For the most part, research and management efforts have not differentiated between small- from large-scale fisheries, leaving the former at a disadvantage and worsening their conditions. Professor Chuenpagdee is involved with a project that aims to alleviate the issue. The goals of the "Too Big To Ignore: Global Partnership for Small-Scale Fisheries Research" network are to elevate the profile of small-scale fisheries, help rectify their marginalization, and develop local and global capacity to address governance challenges facing this sector.
"The opportunity with the project is to try to connect fishing people who are facing the same challenges and trying to do similar things so that they don't feel isolated. There is power for them in knowing that they are not alone, and that there are a lot of others doing the same thing. So they don't become marginalized but more visible instead."
Broadening the perspective
Chuenpagdee invited the ICES community to use innovative thinking and widen their outlook on fisheries management.
"We might think that the only way to manage fisheries properly is to know everything about everybody, but that's not going to happen – and sometimes that is not even the right approach," she said.
"We need to really broaden our perspective to realize that there are other issues, other datasets, and other considerations that need to be part of the decision making process. I think this provides a nice challenge to the ICES community."
She doesn't claim that this would be an easy task without hurdles. But guiding principles are already out there, with the FAO this year publishing Voluntary Guidelines for Securing Sustainable Small-Scale Fisheries
"The guidelines offer an umbrella of the principles and guidance to think about how to move forward together. They are the instrument that will help us see the big picture and create understanding of the issues," Chuenpagdee explained.
Reaching out to researchers
The Too Big To Ignore network includes more than 200 scientists from 45 countries, partnering with 15 organizations around the world. Chuenpagdee invited ICES scientists to join the network, and to add their information in the Information System on Small-Scale Fisheries (ISSF) database, an online, open-access crowd-sourcing platform.
"We figure that the only way to learn as much about small-scale fisheries around the world is by inviting contributions from people who know about them," Chuenpagdee said, adding that researchers can become part of the conversation.
"The research community can really help provide legitimacy for the fishing people. They can speak with a more authoritative voice to the government while at the same time bridging the gap."

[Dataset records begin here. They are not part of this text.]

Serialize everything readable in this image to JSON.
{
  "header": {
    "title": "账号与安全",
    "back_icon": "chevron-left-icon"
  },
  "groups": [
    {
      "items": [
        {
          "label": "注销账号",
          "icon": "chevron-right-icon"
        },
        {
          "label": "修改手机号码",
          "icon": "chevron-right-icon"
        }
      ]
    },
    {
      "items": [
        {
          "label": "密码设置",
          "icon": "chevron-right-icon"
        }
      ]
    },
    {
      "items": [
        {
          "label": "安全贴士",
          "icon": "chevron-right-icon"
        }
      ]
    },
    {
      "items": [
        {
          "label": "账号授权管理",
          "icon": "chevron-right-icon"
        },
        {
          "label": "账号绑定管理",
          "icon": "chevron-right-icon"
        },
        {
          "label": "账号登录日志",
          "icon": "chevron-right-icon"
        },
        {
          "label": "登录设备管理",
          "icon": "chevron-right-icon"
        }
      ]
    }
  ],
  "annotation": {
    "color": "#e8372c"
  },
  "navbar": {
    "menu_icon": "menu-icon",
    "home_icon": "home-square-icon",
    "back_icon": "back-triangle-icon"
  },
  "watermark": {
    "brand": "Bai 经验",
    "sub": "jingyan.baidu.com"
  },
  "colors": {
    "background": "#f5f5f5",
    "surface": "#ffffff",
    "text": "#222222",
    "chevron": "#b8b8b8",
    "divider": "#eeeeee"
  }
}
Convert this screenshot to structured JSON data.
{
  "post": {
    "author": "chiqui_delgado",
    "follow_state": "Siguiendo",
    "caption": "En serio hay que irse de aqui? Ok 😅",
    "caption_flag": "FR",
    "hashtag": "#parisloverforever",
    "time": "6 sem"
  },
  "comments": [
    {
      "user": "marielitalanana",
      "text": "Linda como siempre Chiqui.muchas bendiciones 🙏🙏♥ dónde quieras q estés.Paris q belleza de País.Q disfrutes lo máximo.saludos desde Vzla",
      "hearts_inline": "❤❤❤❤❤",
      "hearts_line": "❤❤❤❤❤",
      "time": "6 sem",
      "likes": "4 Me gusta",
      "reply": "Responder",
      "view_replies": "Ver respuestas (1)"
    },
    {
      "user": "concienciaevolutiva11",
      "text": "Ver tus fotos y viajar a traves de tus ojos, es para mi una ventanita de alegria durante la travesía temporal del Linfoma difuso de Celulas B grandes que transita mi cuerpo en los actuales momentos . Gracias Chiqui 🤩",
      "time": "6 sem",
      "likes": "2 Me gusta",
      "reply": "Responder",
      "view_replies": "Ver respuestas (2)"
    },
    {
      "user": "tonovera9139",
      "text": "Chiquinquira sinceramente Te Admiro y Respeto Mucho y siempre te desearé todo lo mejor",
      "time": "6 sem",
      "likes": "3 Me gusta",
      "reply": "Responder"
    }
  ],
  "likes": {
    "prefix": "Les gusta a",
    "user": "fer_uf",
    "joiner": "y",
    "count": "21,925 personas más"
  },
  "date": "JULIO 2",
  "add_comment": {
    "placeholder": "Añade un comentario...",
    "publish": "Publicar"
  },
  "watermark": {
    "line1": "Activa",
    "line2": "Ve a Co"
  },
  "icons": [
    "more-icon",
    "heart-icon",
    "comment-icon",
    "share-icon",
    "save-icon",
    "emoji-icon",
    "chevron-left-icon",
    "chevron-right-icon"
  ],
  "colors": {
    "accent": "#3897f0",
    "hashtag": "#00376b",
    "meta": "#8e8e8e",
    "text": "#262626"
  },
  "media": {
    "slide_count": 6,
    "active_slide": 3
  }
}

Ratana Chupagnee is the Canada Research Chair in Natural Resource Sustainability and Community Development, and a Professor in the Department of Geography in the Memorial University of Newfoundland in St. John's, Canada.
Ratana Chuenpagdee speaking to the ICES ASC 2015 audience on Thursday.